February 13th, 2014 by Digestive Detective
While most of us are buried in snow today, I'm buried in books: Advanced Nutrition and Metabolism, Nutritional Therapy and Pathophysiology, Biochemical and Molecular Aspects of Human Nutrition, Clinical Practitioner Skills; you know, just some light reading.
I'm sure you may have cringed at the sounds of these titles as they conjured up images of high school chemistry courses and biology labs. The funny thing is, for me, I GEEK out on this kind of stuff. I love poring over research articles, scientific literature, and physiology textbooks. Toss in some motivational interviewing and behavior change technique videos, and I'm one happy, nerdy dude.
I've been immersing myself in this type of knowledge and information over the past year and a half on my own and as part of my education at the Maryland University of Integrative Health. A unique higher education academic institution, MUIH is a beacon for passionate people who aspire to become passionate practitioners in the field of holistic and integrative health. For me personally, this very philosophy, methodology of teaching, and practice was the primary reason I chose to register for the Master's in Nutrition and Integrative Health. Over this past 18 months or so, many friends, family, and acquaintances have inquired as to why I chose MUIH, what makes them different and that if I was really interested in nutrition, why I didn't instead choose the standard route of a registered dietitian. The answer is simple...integration.
Can you be physically active but not healthy? Is it possible to eat well but still encounter health challenges? Are you able to master stress in your life only to still not achieve true, whole health? The answer to all of these questions is a resounding YES. Just as in the natural environment, nothing in our lives and our bodies works in isolation; everything is intertwined and impacted by one other. We've all seen or experienced it. We eat a stellar diet but feel tired, stressed, and depressed. We see the exercise fanatic on the treadmill next to us plugging away yet notice their body never seems to change. We have the friend who looks thin and healthy, but mentions their high cholesterol and blood pressure results from their last doctors visit. Achieving a level of ideal health takes more than simply focusing on one area and even then, it requires the right tools and techniques be used in the proper manner to identify and correct imbalances. It requires an integrative approach.
Enter Integrative Nutrition
Integrative nutrition, just as with integrative medicine, is a burgeoning field. For a definition, I particularly like the one outlined on the MUIH website page discussing the approach in the Natural Care Center:
"Integrative nutritionists use science-based diet and nutrition therapies to support your personal health and well-being. They recognize that individualized nutrition is essential to health and their integrative approach is not limited to one dietary theory. Their support may include the use of conventional and non-conventional dietary philosophies rooted in traditional practice and scientific evidence.
Food can be powerful medicine, affecting your overall health and vitality as well as every function of your body. In fact, what you eat and drink literally becomes the very substance of your body.
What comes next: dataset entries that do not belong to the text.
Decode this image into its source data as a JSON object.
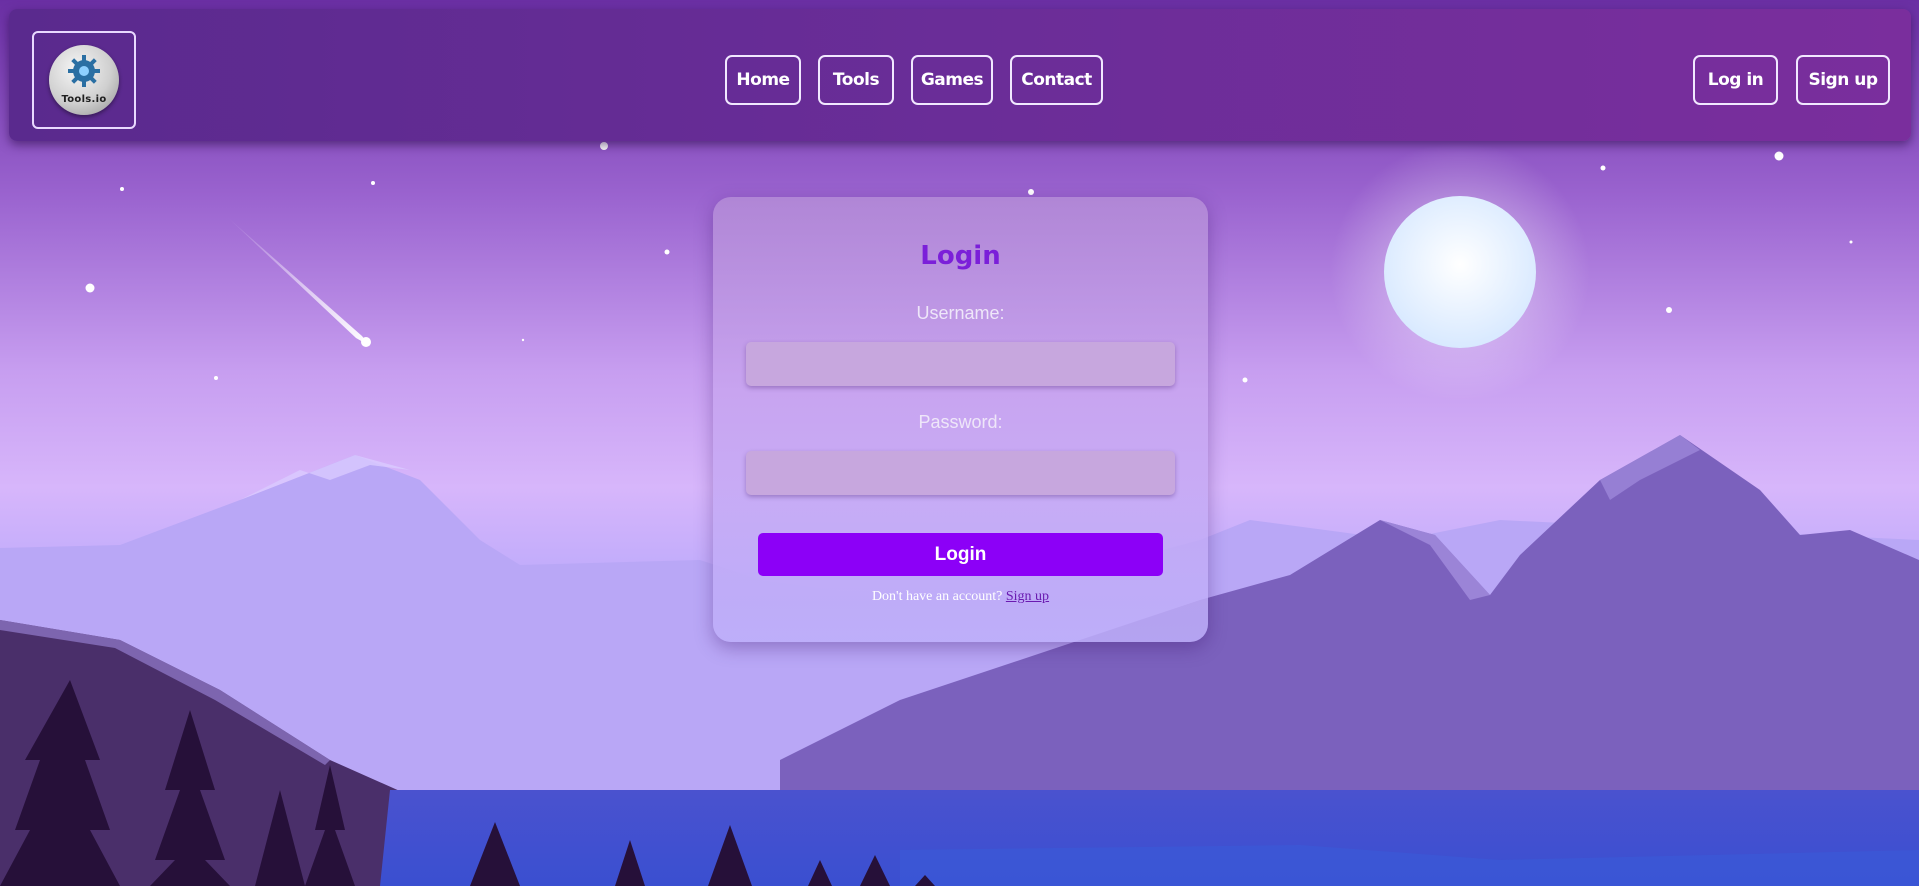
{
  "brand": {
    "logo_text": "Tools.io"
  },
  "nav": {
    "links": [
      {
        "label": "Home"
      },
      {
        "label": "Tools"
      },
      {
        "label": "Games"
      },
      {
        "label": "Contact"
      }
    ],
    "auth": {
      "login_label": "Log in",
      "signup_label": "Sign up"
    }
  },
  "login_form": {
    "title": "Login",
    "username_label": "Username:",
    "password_label": "Password:",
    "username_value": "",
    "password_value": "",
    "submit_label": "Login",
    "signup_prompt": "Don't have an account?",
    "signup_link": "Sign up"
  },
  "colors": {
    "accent": "#8c00f7",
    "title": "#7b1fd9",
    "navbar": "#6a2d98"
  }
}
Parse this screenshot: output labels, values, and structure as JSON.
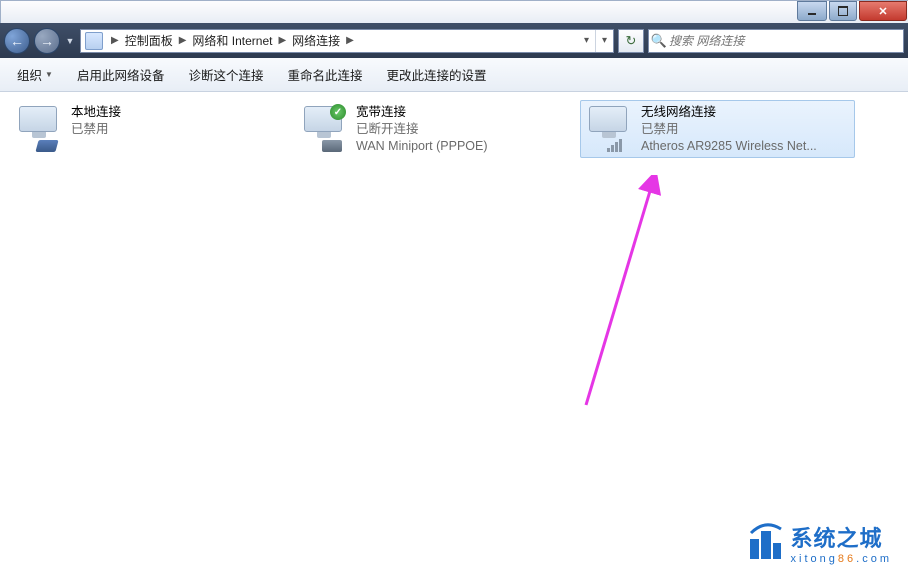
{
  "breadcrumb": {
    "segments": [
      "控制面板",
      "网络和 Internet",
      "网络连接"
    ]
  },
  "search": {
    "placeholder": "搜索 网络连接"
  },
  "toolbar": {
    "organize": "组织",
    "enable_device": "启用此网络设备",
    "diagnose": "诊断这个连接",
    "rename": "重命名此连接",
    "change_settings": "更改此连接的设置"
  },
  "connections": [
    {
      "title": "本地连接",
      "status": "已禁用",
      "detail": "",
      "icon_type": "plug",
      "overlay": "",
      "selected": false
    },
    {
      "title": "宽带连接",
      "status": "已断开连接",
      "detail": "WAN Miniport (PPPOE)",
      "icon_type": "modem",
      "overlay": "ok",
      "selected": false
    },
    {
      "title": "无线网络连接",
      "status": "已禁用",
      "detail": "Atheros AR9285 Wireless Net...",
      "icon_type": "signal",
      "overlay": "",
      "selected": true
    }
  ],
  "watermark": {
    "title": "系统之城",
    "url_parts": [
      "x",
      "i",
      "t",
      "o",
      "n",
      "g",
      "8",
      "6",
      ".",
      "c",
      "o",
      "m"
    ]
  }
}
Whole foods, eaten and prepared properly, can effect profound changes in mind, body, and spirit."
As I progressed with my personal training career, it became increasingly apparent that something was missing; actually, that a LOT was missing. I'd design comprehensive exercise programs and even sprinkle in some nutrition basics. As time went on, I added elements of stress management, sleep strategy, and more in-depth nutrition and physiological considerations such as hormones and digestion. Still, clients would often struggle to see results. It became abundantly clear that in order to truly help people, I needed to know more, and I needed a different approach. I think this is a case of growing and evolving as a professional particularly in the field of health & wellness. You acquire more knowledge, more insight, additional techniques and you never stop learning. New studies come out, new information is gained, and the process to improve function in the human body requires an increasingly integrated method.
A Different Approach
While I certainly respect registered dietitians, I believe its a matter of difference in philosophy; a difference in approach. For the integrative nutritionist, all aspects of an individuals life must be taken into consideration, and therefore into the program and methods that help them reach their goals. Being an integrative nutritionist is more than simply following a set of rigid guidelines, pointing out components of MyPlate, or encouraging a client to count calories. It's about understanding deep connections of biology, biochemistry, and physiology and their interconnected nature in the systems of the body, and how those systems themselves interact. It's about not only looking at a clients food journal, but examining their bloodwork, searching for anomalies that point to dysfunction in the systems of the body -- dysfunction that may be underlying their symptoms. It's a kind of investigative detective work, where components of physical, emotional, nutritional, mental, and spiritual health all have to be addressed in order to empower the client to realize their true health potential and break past barriers. In a way, its a form of "medicine" - using food, physical activity, stress management, supplements and various therapeutic measures to help clients determine the root cause of their health issues, and develop, implement, and execute a comprehensive system to support the body in functioning to its absolute best ability.
In the current shift in healthcare, integrative nutrition serves as an integral piece to engage and empower individuals and families towards greater self-care. This is my ultimate goal, and I'm working harder every day to bring all my energy to this endeavor.
What questions do you have about integrative and functional nutrition? Share below and join the conversation.